Second, he also exposes that Tim Cook isn’t actually exposing himself to too much financial peril, which is the true point of that article, and makes it a fascinating read.

I think that instead of leadership and altruism, a different motivating factor is at work: self-preservation.

Tim Cook knows he’s not Steve Jobs, that he cannot make evolutionary products seem revolutionary, which causes irrational exuberance. That doesn’t mean that at its peak the stock price was inflated. A stock price reflects the total expected future earnings of a company, and with the hype stirred up by Steve Jobs that surrounded Apple’s products and services, those earnings would have seemed likely/possible. But the sheen has worn off.

That doesn’t mean that Apple’s products aren’t any good—they are very good—but they are once more being evaluated on their merits, and there simply is a lot of competition out there.

Given Apple’s precipitous stock decline, and North American boards’ and shareholders’ unwillingness to have a long-term view, Tim Cook would normally have been fired by now. He’s certainly not gaining friends in the investment community (stock price of $1,000, anyone?).

Tim Cook can now be the CEO for the next ten years, not outperform the market but keep his job, and still out-earn all of us in one year what we cannot even earn in a lifetime. Per his comp plan, even if Apple is in the bottom-third of S&P 500 performance, he will still be granted 50% of his RSUs. That means, written into his contract now is that he can be a shitty performer, yet still receive 50% of his bonus compensation. It also means the board cannot really fire him for under-performance since it has agreed to these terms. Very shrewd bargaining indeed.

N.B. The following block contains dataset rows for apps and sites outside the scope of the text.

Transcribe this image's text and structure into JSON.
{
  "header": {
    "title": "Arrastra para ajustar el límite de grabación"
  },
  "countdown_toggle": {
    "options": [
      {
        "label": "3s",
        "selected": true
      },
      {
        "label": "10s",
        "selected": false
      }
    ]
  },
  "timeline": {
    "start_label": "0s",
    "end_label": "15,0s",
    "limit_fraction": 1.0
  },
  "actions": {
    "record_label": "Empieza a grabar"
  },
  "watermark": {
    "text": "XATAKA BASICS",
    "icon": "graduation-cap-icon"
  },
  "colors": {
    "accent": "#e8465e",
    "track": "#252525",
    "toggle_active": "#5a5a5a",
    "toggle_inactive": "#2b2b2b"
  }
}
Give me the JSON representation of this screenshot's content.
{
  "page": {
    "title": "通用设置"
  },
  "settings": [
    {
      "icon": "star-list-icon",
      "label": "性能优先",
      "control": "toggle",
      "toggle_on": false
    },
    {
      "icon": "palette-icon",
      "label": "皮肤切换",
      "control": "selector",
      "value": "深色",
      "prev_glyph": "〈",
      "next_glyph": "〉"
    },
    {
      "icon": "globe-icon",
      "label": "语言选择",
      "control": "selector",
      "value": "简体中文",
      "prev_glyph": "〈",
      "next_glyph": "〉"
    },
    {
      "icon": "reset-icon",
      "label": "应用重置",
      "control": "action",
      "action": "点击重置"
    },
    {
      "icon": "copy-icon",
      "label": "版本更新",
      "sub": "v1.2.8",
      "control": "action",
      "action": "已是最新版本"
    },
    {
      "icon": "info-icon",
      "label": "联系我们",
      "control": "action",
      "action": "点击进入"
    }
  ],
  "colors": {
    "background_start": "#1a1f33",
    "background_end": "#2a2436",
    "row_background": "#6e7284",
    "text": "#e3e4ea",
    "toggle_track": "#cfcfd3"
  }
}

Tim Cook possibly faced getting fired soon, so instead he bought himself time (literally) and a ten-year revenue stream in the process. Tim Cook is probably a good shepherd, but not necessarily a great leader. He is, however, very wise: he knows when he has enough, and that more isn’t necessarily better. And he certainly knew how to package and sell that. If only he could do that for Apple, not just himself.

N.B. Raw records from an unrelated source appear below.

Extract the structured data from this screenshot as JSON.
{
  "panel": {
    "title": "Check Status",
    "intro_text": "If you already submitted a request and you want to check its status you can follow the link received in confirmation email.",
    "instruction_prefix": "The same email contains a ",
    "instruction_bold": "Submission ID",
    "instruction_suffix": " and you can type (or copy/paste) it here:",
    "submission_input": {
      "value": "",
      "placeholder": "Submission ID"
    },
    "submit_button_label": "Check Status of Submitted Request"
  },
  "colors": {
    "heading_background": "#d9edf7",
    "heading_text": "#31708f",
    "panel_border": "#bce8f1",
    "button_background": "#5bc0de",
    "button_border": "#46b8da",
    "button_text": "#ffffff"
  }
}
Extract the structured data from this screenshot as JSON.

What’s really broken in executive compensation is tying it exclusively to shareholder needs, instead of the broader stakeholder needs (triple bottom-line stuff). Stakeholders include employees, customers, suppliers, the environment, etc. With a ten-year CEO runway Tim Cook can now ignore quarterly results. That’s actually very good, because he can focus on the real needs of the company. But he could also have put a real leadership stake in the ground by incorporating the larger universe of needs in his bonus plan, instead of just focusing on his own.

[Lest we forget the point of this blog…lesson to marketers: don’t hoodwink your audience.]